At 7:52 I told Aaron, the student running the slide show, that we were doing the power point.
“Don’t worry if anything messes up. We’ll make it work.”
We opened the house, five minutes before the play started, and I headed back to the dressing room for a brief pre show panic.
Now, there’s one thing about me you should know. There’s a good chance that I’m the best performer in the country for audiences of less than 20 people. I'm not kidding. I'd go up against anyone any day of the week. It’s a skill left over from my stand up days, having performed thousands of times for audiences of 20 people or less. It's a piece of cake walking out in front of 10,000 people getting them to laugh. Try getting 14 people in a theatre that seats a hundred on board. That takes skill.
(The secret is, pretending like you're having a conversation with your best friends. That's it. That's all you have to do.)
So while I wasn’t worried about the show going well, I was annoyed that this was a muscle I keep having to use over and over again. My bank account was annoyed as well. I’d really like to get proficient of audiences of say, 500, but my sister's voice echoed in my ear- the people out there are the ones who need to ear your story. You get to share your gift with them. Just because it’s not the one you want, doesn’t mean that it isn’t the role God is assigning.
At 8:05 I cut the music and walked out on stage. There were 19 people spread across the first few rows. 21 after a couple walked in a minute into the prologue.
I recognized a couple in the front row. I knew them from Charleston. They now lived in North Carolina, and this was their third time seeing the show. They had seen it in Charleston, Asheville, and now Greenville. They drove hundreds of miles to see me. That's incredible, I thought to myself. A wave of pride and humility swept over me.
As I started to tell my story, every fear and doubt I had magically slipped away. It was just me and 21 of my best friends, laughing and crying over this weird thing that happened to me and millions of other people. Over the course of the next hour and ten minutes I discovered the play a new. I found new moments, new nooks and crannies. These 21 people were laughing and crying every step of the way.
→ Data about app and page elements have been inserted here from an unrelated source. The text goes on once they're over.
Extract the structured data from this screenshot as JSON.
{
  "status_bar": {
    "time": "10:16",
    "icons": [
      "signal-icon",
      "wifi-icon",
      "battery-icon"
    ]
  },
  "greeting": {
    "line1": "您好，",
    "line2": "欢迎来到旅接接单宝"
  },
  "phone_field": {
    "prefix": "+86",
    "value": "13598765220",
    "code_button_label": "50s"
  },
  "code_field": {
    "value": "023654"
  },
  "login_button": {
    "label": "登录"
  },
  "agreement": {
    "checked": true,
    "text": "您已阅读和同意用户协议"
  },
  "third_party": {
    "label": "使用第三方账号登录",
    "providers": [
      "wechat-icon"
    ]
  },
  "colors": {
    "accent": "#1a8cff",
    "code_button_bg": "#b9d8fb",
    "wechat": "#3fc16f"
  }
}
The slide show went off without a hitch, and the silence between the acts added a weight to the evening that I had never felt before.
After the show, I walked off stage and sat down in the dressing room. Maybe challenges, as opposed to being signs I’m going in the wrong direction, are signs I’m doing the exact right thing. It's not like Jesus' life was wine and roses. Siddhartha faced starvation before he became the Buddha. Not that I'm comparing myself to those two, but their lives are there for us to learn from and be inspired by.
That Saturday night, for those 21 people, was one of the greatest nights I’ve had in the theatre. If that isn’t proof that I am playing the role God wants me to play, then there’s no audience big enough to convince me.
I got dressed and headed back into the theatre, and chatted with the ones who had stayed behind.